The $1.2 billion PCCF program will formally transition from being a DoD-managed program in FY 2010 to a State-managed program in FY 2011. In the State Department, we are continuing to develop our oversight and management procedures for the PCCF with the goal of preserving the flexibility and agility needed to support the requirements in the field. Both State and DoD are committed to the successful implementation of the PCCF in FY 2011with the shared goal of a seamless transition that has no discernible impact on U.S. implementers and Pakistani forces in the field. My Defense Department colleagues and I will continue to work with your committee, other DoD committees, and our own State Department oversight committees, and we will continue to keep you fully informed of developments in this critical program.

IV. Conclusion

While PCCF will enable Pakistan’s security forces to clear and hold terrain, we recognize that the political and security situation in the FATA is likely to complicate “build-transfer” efforts for some time. As such, the Department is planning to transfer $10 million in Economic Support Funds to DoD to enable U.S. military personnel to provide rapid humanitarian and community stabilization projects to help “hold” conflict-affected areas. This will help us fill a short-term assistance gap that exists in areas where clearing operations are ongoing and there are acute needs for civilian assistance, but civilians cannot currently access these areas. We are also working with Pakistan to find ways to afford civilians safe access to forward areas.
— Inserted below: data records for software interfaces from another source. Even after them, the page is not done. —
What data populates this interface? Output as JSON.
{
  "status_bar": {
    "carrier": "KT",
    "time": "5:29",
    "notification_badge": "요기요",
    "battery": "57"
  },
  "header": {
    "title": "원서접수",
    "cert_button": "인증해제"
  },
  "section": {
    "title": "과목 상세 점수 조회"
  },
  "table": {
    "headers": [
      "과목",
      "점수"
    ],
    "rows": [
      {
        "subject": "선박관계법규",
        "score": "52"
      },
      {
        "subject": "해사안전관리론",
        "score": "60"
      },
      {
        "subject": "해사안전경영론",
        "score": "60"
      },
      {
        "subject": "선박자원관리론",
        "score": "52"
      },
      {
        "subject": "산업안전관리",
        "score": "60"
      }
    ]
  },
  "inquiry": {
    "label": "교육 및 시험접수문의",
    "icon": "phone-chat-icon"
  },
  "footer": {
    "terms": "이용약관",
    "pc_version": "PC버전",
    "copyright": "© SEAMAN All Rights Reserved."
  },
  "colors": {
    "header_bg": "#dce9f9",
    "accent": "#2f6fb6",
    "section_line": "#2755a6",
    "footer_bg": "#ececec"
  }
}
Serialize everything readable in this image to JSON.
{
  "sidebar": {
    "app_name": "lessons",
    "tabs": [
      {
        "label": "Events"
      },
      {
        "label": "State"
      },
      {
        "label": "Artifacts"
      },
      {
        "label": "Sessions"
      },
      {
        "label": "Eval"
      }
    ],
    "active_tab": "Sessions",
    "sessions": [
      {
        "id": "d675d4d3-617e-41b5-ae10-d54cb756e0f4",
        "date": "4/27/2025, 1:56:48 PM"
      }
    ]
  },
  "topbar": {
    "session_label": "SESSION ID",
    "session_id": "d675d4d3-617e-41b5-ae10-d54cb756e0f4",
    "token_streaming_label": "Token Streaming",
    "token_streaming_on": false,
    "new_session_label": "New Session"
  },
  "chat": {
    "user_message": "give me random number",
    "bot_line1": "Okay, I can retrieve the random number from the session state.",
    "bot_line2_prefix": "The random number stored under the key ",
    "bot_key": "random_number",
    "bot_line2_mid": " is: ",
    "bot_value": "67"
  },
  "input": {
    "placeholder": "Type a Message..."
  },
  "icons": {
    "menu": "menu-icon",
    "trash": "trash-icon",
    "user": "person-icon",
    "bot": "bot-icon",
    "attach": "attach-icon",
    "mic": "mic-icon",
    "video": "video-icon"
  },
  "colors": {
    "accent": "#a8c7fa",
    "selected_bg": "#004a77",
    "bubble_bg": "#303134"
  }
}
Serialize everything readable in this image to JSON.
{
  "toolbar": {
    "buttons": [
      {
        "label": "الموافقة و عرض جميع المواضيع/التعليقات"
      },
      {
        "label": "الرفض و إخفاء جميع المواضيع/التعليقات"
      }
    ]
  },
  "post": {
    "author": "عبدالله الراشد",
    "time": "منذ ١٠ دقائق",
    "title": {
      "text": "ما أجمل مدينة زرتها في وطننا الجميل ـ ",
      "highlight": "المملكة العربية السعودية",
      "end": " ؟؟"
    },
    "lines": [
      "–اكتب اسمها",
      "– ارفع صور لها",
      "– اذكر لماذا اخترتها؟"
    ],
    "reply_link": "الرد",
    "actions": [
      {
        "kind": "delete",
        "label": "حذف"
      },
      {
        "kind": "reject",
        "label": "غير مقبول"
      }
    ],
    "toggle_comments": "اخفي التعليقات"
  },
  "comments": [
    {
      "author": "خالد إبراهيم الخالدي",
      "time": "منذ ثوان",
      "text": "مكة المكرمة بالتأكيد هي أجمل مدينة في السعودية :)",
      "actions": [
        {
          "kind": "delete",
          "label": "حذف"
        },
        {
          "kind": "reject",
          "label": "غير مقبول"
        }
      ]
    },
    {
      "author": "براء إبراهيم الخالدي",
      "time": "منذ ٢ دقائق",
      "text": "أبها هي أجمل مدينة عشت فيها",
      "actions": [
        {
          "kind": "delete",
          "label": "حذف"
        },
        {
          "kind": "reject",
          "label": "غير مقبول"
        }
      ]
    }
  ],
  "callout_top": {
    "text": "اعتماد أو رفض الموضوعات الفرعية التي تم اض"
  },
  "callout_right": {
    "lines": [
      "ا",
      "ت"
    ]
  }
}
All of our efforts in Pakistan are geared toward creating the vibrant, modernizing, and democratic state that most Pakistanis desire and the U.S. envisions as a key partner in advancing stability and development in a key region of the globe. In keeping with the President’s pledge of a long-term partnership with Pakistan, we are also making a substantial, long-term commitment of non-military assistance to Pakistan. The assistance is targeted at helping the Pakistani people overcome the political, economic, and security challenges that threaten Pakistan’s stability, and in turn, undermine regional stability. With the Enhanced Partnership with Pakistan Act, which authorized $7.5 billion in civilian assistance from FY 2010 to FY 2014, we are moving towards the most effective civilian/military assistance balance. Our three objectives are to: improve the deteriorating economic infrastructure that obstructs economic growth and the daily lives of ordinary Pakistani citizens; improve the Government of Pakistan’s management capacity and commitment to policy reform; and reduce the poverty and lack of opportunity that breeds vulnerability to extremism. Additionally, we are concentrating on high impact, high visibility infrastructure projects that help Pakistan address its major water and energy challenges and demonstrate that the United States is committed to addressing problems that most affect the everyday lives of Pakistanis.

In closing, we in the State Department take very seriously our responsibilities in managing security assistance and ensuring this assistance continues to support our broader civilian assistance efforts. We fully understand the importance of successful implementation of these programs in Pakistan to our efforts across the border in Afghanistan and throughout the region.

In the dynamic security environment we face today in South Asia, with its constantly evolving challenges and opportunities, these programs provide our government with the necessary and flexible tools to advance U.S. national security interests in the region and around the globe.

Thank you for the opportunity to discuss these important programs with you this afternoon. I look forward to taking your questions.